* [WHAT THIS TASK INVOLVES] Retype the whole listing below precisely.

----- MATERIAL SHOWN -----

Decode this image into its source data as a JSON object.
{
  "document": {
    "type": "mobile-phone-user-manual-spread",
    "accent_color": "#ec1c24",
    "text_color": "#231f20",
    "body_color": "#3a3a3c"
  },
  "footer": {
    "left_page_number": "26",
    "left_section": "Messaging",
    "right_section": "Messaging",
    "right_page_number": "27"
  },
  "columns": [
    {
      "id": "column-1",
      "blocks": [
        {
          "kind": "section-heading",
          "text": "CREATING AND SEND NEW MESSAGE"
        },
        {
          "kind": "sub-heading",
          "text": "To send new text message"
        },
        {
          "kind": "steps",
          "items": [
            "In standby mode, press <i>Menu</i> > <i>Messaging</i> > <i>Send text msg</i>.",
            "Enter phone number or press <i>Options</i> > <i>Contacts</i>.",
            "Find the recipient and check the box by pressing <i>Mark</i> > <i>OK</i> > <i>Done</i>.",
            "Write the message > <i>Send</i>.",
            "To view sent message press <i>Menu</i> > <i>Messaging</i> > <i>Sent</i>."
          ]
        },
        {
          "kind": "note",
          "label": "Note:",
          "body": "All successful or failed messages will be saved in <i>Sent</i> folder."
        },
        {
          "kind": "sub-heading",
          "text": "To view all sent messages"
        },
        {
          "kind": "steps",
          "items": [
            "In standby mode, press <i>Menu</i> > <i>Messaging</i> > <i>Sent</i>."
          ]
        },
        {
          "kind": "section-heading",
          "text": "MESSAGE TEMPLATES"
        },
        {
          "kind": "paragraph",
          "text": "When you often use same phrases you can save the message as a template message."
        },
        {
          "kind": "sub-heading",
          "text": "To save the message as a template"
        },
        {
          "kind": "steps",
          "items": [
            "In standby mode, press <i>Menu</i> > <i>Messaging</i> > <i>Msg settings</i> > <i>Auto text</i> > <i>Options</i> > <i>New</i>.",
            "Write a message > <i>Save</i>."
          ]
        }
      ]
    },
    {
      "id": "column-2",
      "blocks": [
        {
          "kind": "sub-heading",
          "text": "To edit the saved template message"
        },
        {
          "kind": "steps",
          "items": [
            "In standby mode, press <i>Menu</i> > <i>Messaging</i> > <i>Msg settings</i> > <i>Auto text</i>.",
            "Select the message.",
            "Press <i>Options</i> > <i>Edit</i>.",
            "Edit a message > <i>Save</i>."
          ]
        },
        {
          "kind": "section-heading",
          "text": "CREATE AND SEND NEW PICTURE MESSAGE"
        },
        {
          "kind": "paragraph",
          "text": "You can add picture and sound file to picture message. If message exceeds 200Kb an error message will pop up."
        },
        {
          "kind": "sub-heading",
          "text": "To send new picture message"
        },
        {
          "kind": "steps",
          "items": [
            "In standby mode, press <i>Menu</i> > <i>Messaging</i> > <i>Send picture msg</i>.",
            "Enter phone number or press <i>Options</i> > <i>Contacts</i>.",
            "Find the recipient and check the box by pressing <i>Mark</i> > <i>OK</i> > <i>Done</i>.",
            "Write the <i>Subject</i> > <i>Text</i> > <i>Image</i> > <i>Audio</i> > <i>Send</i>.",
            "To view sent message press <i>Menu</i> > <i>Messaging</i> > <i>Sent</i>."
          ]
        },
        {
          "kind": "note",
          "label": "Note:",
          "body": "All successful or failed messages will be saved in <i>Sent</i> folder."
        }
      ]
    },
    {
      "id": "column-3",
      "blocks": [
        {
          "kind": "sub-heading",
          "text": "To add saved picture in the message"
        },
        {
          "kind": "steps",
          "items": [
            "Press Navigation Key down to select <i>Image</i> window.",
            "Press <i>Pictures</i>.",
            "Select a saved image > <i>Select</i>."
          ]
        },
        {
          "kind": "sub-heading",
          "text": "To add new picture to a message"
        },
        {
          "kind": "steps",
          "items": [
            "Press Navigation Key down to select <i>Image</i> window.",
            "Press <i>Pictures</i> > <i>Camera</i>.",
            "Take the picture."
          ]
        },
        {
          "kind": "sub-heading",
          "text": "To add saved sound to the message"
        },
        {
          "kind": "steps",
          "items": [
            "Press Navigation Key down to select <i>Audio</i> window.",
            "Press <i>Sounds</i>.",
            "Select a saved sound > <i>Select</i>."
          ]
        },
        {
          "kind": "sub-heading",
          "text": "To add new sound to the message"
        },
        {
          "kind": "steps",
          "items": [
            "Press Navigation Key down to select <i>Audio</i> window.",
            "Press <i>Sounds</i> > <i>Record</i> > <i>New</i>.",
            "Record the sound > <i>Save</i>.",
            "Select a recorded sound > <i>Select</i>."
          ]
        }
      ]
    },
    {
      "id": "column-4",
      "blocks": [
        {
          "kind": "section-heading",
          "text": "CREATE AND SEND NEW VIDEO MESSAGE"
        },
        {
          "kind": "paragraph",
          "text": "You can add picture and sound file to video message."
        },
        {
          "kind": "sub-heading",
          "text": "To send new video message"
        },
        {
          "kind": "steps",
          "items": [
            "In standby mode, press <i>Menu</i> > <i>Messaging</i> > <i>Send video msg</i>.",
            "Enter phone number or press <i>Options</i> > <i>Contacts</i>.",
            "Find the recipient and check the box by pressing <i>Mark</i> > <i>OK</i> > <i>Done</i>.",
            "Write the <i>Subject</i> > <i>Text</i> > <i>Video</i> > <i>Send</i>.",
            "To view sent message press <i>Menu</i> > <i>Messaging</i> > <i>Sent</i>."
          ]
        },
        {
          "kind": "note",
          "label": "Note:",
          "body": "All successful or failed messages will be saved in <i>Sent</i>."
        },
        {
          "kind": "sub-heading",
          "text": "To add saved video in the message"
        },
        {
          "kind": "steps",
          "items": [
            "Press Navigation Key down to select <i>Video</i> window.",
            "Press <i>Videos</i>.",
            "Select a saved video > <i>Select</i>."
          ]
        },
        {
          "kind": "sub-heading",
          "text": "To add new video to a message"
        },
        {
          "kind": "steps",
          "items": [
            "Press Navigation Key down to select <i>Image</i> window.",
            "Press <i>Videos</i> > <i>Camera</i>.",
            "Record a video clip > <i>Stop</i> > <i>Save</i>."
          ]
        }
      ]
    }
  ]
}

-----

* [WRITTEN ANSWER]
Decode this image into its source data as a JSON object.
{
  "document": {
    "type": "mobile-phone-user-manual-spread",
    "accent_color": "#ec1c24",
    "text_color": "#231f20",
    "body_color": "#3a3a3c"
  },
  "footer": {
    "left_page_number": "26",
    "left_section": "Messaging",
    "right_section": "Messaging",
    "right_page_number": "27"
  },
  "columns": [
    {
      "id": "column-1",
      "blocks": [
        {
          "kind": "section-heading",
          "text": "CREATING AND SEND NEW MESSAGE"
        },
        {
          "kind": "sub-heading",
          "text": "To send new text message"
        },
        {
          "kind": "steps",
          "items": [
            "In standby mode, press <i>Menu</i> > <i>Messaging</i> > <i>Send text msg</i>.",
            "Enter phone number or press <i>Options</i> > <i>Contacts</i>.",
            "Find the recipient and check the box by pressing <i>Mark</i> > <i>OK</i> > <i>Done</i>.",
            "Write the message > <i>Send</i>.",
            "To view sent message press <i>Menu</i> > <i>Messaging</i> > <i>Sent</i>."
          ]
        },
        {
          "kind": "note",
          "label": "Note:",
          "body": "All successful or failed messages will be saved in <i>Sent</i> folder."
        },
        {
          "kind": "sub-heading",
          "text": "To view all sent messages"
        },
        {
          "kind": "steps",
          "items": [
            "In standby mode, press <i>Menu</i> > <i>Messaging</i> > <i>Sent</i>."
          ]
        },
        {
          "kind": "section-heading",
          "text": "MESSAGE TEMPLATES"
        },
        {
          "kind": "paragraph",
          "text": "When you often use same phrases you can save the message as a template message."
        },
        {
          "kind": "sub-heading",
          "text": "To save the message as a template"
        },
        {
          "kind": "steps",
          "items": [
            "In standby mode, press <i>Menu</i> > <i>Messaging</i> > <i>Msg settings</i> > <i>Auto text</i> > <i>Options</i> > <i>New</i>.",
            "Write a message > <i>Save</i>."
          ]
        }
      ]
    },
    {
      "id": "column-2",
      "blocks": [
        {
          "kind": "sub-heading",
          "text": "To edit the saved template message"
        },
        {
          "kind": "steps",
          "items": [
            "In standby mode, press <i>Menu</i> > <i>Messaging</i> > <i>Msg settings</i> > <i>Auto text</i>.",
            "Select the message.",
            "Press <i>Options</i> > <i>Edit</i>.",
            "Edit a message > <i>Save</i>."
          ]
        },
        {
          "kind": "section-heading",
          "text": "CREATE AND SEND NEW PICTURE MESSAGE"
        },
        {
          "kind": "paragraph",
          "text": "You can add picture and sound file to picture message. If message exceeds 200Kb an error message will pop up."
        },
        {
          "kind": "sub-heading",
          "text": "To send new picture message"
        },
        {
          "kind": "steps",
          "items": [
            "In standby mode, press <i>Menu</i> > <i>Messaging</i> > <i>Send picture msg</i>.",
            "Enter phone number or press <i>Options</i> > <i>Contacts</i>.",
            "Find the recipient and check the box by pressing <i>Mark</i> > <i>OK</i> > <i>Done</i>.",
            "Write the <i>Subject</i> > <i>Text</i> > <i>Image</i> > <i>Audio</i> > <i>Send</i>.",
            "To view sent message press <i>Menu</i> > <i>Messaging</i> > <i>Sent</i>."
          ]
        },
        {
          "kind": "note",
          "label": "Note:",
          "body": "All successful or failed messages will be saved in <i>Sent</i> folder."
        }
      ]
    },
    {
      "id": "column-3",
      "blocks": [
        {
          "kind": "sub-heading",
          "text": "To add saved picture in the message"
        },
        {
          "kind": "steps",
          "items": [
            "Press Navigation Key down to select <i>Image</i> window.",
            "Press <i>Pictures</i>.",
            "Select a saved image > <i>Select</i>."
          ]
        },
        {
          "kind": "sub-heading",
          "text": "To add new picture to a message"
        },
        {
          "kind": "steps",
          "items": [
            "Press Navigation Key down to select <i>Image</i> window.",
            "Press <i>Pictures</i> > <i>Camera</i>.",
            "Take the picture."
          ]
        },
        {
          "kind": "sub-heading",
          "text": "To add saved sound to the message"
        },
        {
          "kind": "steps",
          "items": [
            "Press Navigation Key down to select <i>Audio</i> window.",
            "Press <i>Sounds</i>.",
            "Select a saved sound > <i>Select</i>."
          ]
        },
        {
          "kind": "sub-heading",
          "text": "To add new sound to the message"
        },
        {
          "kind": "steps",
          "items": [
            "Press Navigation Key down to select <i>Audio</i> window.",
            "Press <i>Sounds</i> > <i>Record</i> > <i>New</i>.",
            "Record the sound > <i>Save</i>.",
            "Select a recorded sound > <i>Select</i>."
          ]
        }
      ]
    },
    {
      "id": "column-4",
      "blocks": [
        {
          "kind": "section-heading",
          "text": "CREATE AND SEND NEW VIDEO MESSAGE"
        },
        {
          "kind": "paragraph",
          "text": "You can add picture and sound file to video message."
        },
        {
          "kind": "sub-heading",
          "text": "To send new video message"
        },
        {
          "kind": "steps",
          "items": [
            "In standby mode, press <i>Menu</i> > <i>Messaging</i> > <i>Send video msg</i>.",
            "Enter phone number or press <i>Options</i> > <i>Contacts</i>.",
            "Find the recipient and check the box by pressing <i>Mark</i> > <i>OK</i> > <i>Done</i>.",
            "Write the <i>Subject</i> > <i>Text</i> > <i>Video</i> > <i>Send</i>.",
            "To view sent message press <i>Menu</i> > <i>Messaging</i> > <i>Sent</i>."
          ]
        },
        {
          "kind": "note",
          "label": "Note:",
          "body": "All successful or failed messages will be saved in <i>Sent</i>."
        },
        {
          "kind": "sub-heading",
          "text": "To add saved video in the message"
        },
        {
          "kind": "steps",
          "items": [
            "Press Navigation Key down to select <i>Video</i> window.",
            "Press <i>Videos</i>.",
            "Select a saved video > <i>Select</i>."
          ]
        },
        {
          "kind": "sub-heading",
          "text": "To add new video to a message"
        },
        {
          "kind": "steps",
          "items": [
            "Press Navigation Key down to select <i>Image</i> window.",
            "Press <i>Videos</i> > <i>Camera</i>.",
            "Record a video clip > <i>Stop</i> > <i>Save</i>."
          ]
        }
      ]
    }
  ]
}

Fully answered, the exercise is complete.